Monday, November 19, 2007

Difficult Subjects Indeed

Betsy wrote a great article on her Blog Ness Monster blog regarding how to talk to children about the 2nd world war and Hitler. In other words how to discuss difficult subjects (which I stole for part of my title here).

After my attempt to add a comment went on into the 6th or 7th paragraph I decided I should just do a blog reply. This comes partially from my major in college, which was German. It seems like the major could have been renamed, German and the 2nd world war. The topic was pervasive throughout all of the courses that we took.

How does one deal with that war as an American living in Germany. How does one explain the atrocities, difficulties, etc. of that time. I remember the story of Anne Frank being a great start for younger kids. I still think that is a great story and worthy of telling.

Here are some of my other thoughts for dealing with the 2nd world war with our children.

For younger kids the TV program Sendung mit der Maus produced an excellent episode about how children lived after the war. Only found one site that sells the episode (VHS). Seems like they could make a ton of money off of selling the episodes, on DVD? But, anyway, the episode tells the story of living in post war Germany outside of Cologne (Köln), Germany. One of the actors on the show grew up during that time and describes his life outside of the city. Very well done. Hope they get it onto DVD some day. It's in German of course.

For older children I really enjoyed the film Saints and Soldiers. Our first German exchange student and I really loved watching that one together. It captures the emotion of longing for peace and friendship in the midst of the war.

Another idea I've had, and plan to work on over the next years while we are here to have individuals who lived in post war Germany talk to our children. I have spoken to several of our neighbors and heard many intriguing stories about their childhood memories of living in post war Germany. I plan to invite them into our home to tell my children about their own childhood, about the walk from East Prussia to Germany for instance; about the life they lived with meager supplies and housing. I hope that some will be willing and able to share their experiences with our children. One good reason to do this is that that generation won't be around much longer. The children of the war (the 7, 8, 9 year olds) who walked from East Prussia to Germany are now in their 70's and 80's.

And one final note on Betsy's experience with her Russian landlord who lived through the war.

In the states I worked with a fellow who would lick his plate clean after meals, including meals in semi-public places. I asked him about that and he credited his father, a German immigrant to the United States. He said his dad always did the same thing and always told his children basically the same thing as the Russian landlord said. You don't know what it's like to go without food. Be thankful for every bit of food you have.

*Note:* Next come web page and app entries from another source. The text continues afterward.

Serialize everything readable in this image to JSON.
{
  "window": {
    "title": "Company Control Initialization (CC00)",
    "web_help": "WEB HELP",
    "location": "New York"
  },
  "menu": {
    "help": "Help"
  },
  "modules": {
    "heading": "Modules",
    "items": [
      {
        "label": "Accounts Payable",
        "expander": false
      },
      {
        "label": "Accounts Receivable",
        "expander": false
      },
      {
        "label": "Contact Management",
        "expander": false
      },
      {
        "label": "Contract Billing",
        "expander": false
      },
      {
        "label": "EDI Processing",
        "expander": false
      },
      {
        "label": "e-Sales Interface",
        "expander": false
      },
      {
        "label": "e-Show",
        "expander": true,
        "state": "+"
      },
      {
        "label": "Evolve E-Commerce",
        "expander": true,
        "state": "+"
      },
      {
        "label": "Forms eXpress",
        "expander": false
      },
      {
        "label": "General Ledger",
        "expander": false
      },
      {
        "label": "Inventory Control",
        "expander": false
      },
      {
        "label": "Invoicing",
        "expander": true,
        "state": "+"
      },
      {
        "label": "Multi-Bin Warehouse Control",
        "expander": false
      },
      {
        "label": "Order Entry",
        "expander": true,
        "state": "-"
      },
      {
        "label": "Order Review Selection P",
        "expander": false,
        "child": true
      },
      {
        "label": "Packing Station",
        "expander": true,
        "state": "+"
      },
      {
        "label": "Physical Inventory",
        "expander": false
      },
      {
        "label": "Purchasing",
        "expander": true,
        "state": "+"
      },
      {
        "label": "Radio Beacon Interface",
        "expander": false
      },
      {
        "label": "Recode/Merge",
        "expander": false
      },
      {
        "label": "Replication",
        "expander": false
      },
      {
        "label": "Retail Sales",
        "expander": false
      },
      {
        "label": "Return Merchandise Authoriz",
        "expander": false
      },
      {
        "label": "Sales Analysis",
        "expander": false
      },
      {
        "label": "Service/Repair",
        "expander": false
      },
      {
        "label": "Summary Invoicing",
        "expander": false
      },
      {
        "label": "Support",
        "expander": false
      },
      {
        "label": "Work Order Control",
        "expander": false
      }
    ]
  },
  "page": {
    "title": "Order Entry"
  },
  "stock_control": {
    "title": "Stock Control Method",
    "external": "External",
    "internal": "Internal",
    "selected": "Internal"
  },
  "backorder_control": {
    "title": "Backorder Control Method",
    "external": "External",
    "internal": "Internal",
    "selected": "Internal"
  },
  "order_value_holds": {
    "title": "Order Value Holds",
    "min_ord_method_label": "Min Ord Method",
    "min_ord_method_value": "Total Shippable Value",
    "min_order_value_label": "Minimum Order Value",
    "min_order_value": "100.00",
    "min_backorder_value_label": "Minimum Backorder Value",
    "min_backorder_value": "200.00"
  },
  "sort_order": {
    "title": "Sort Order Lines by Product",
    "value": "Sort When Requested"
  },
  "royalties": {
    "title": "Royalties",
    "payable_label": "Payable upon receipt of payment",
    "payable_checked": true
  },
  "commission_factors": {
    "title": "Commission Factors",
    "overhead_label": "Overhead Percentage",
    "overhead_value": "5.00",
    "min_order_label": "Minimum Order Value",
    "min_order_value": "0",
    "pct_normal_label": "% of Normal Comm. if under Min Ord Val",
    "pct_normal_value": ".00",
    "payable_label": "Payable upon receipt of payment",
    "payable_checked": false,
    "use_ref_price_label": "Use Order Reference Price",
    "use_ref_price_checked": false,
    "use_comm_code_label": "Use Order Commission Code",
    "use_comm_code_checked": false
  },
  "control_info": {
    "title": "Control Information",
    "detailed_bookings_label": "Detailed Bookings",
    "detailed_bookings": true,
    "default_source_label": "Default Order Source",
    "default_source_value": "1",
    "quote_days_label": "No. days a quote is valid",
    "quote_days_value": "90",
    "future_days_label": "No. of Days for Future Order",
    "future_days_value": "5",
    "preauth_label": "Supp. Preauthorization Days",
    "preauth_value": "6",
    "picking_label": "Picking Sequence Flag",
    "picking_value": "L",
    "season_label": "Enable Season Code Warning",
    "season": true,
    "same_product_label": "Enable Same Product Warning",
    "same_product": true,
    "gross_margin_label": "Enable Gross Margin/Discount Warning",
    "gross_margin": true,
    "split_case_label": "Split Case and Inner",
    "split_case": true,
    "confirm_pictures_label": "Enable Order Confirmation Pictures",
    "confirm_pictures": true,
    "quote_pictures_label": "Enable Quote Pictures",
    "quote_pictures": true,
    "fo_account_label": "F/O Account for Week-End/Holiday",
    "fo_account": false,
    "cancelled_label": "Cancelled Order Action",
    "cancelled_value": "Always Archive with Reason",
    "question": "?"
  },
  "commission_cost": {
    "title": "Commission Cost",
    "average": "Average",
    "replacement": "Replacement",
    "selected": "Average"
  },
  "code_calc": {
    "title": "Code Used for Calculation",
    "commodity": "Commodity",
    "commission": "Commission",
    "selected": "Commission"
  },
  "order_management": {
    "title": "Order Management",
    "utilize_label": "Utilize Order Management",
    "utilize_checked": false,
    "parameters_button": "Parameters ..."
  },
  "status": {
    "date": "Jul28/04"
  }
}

That war changed our world forever and is worthy of discussion, study, contemplation, and reflection. And it is worthy of re-telling. How to re-tell the story is another question and I hope my thoughts help the cause.

6 comments:

Betsy said...

I'm really glad you wrote this post rather than just leaving a short comment! This is such a complex topic and really deserves the extra attention.

I love the Sendung mit der Maus-- will definitely look up that episode you mentioned.

I also thought it was interesting to visit our Heimatmuseum. The women who direct it have lived here their whole lives and it was fascinating to hear about their post-war experiences. (fascinating but also a bit uncomfortable. at least for me...)

We are trying to raise our children to be compassionate individuals and living here provides a great opportunity to explore this difficult subject and see that everyone suffered because of the war regardless of which side they were on.

Your story about your colleague gave me a chill. And it reminded me what a blessing it is to live in a safe place with plenty of healthy food. Which is very appropriate for today--

Happy Thanksgiving! :-)

Gardner said...

Thanks for the post and follow-up comment.

The museum is a great idea.

The Petrini Post said...

My Dad and I just visited the Holocaust Museum here in DC last week, and I was amazed and horrified at what really happened and all the photos and images that were preserved. It's most frightening how easily the german people bought into whatever Hitler told them (i guess it came from fear too) but that no one tried to stop him before his evil plan was played out.

I know I will never be the same after visiting there, but it makes me more curious about the history of Germany and the people. I would love to visit there someday.

Anyway, I thought I would put my 2 cents in.

Kay's Puppy said...

Hi...
I was impressed to mention to you that Daggo Kline in our ward here also lived through the war. I believe he was born in Austria but lived in the post war years in Germany where the gospel became part of their lives. I am sure Tammy remembers Annette Kline (Her daughter was a friend of Coleen's).. He hasn't said much to me about it though.

Love Ya'll
Dad Johnson

Sh said...

Greetings from a random fan of "Living in Germany" - I appreciate the insight as my wife and I plan our move to Germany.

I wanted to point out that I have been watching Sendung Mit der Maus on my iPhone via podcasting. You can check them out at:

feed://podcast.wdr.de/maus.xml

Thank Wheelers for all of your fantastic sharing!

Gardner said...

Thanks for the sweet comments everyone. I found Die Sendung mit der Maus on iTunes.

It is good. The stories are informative, interesting, and you learn a ton, but it is just not as good without the little Maus/Elefant cartoons in between segments. Maybe someday.

March 2007